Scan the entries below and extract each line with the word "description" in it.

[[ GIVEN DATA, beginning ]]

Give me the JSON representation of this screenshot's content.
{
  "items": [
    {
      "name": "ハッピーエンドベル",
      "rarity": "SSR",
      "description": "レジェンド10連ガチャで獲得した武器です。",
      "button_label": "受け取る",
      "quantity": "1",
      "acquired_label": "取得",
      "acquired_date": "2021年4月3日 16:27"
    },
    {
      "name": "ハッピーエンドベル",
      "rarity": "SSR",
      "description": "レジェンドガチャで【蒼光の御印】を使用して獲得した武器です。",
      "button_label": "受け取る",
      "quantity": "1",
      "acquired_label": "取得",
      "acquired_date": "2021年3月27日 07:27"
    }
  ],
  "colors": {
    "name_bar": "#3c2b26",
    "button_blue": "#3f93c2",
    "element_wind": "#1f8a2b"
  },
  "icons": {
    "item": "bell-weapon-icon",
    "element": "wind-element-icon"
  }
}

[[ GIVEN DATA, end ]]

* [EXPECTED ANSWER]
      "description": "レジェンド10連ガチャで獲得した武器です。",
      "description": "レジェンドガチャで【蒼光の御印】を使用して獲得した武器です。",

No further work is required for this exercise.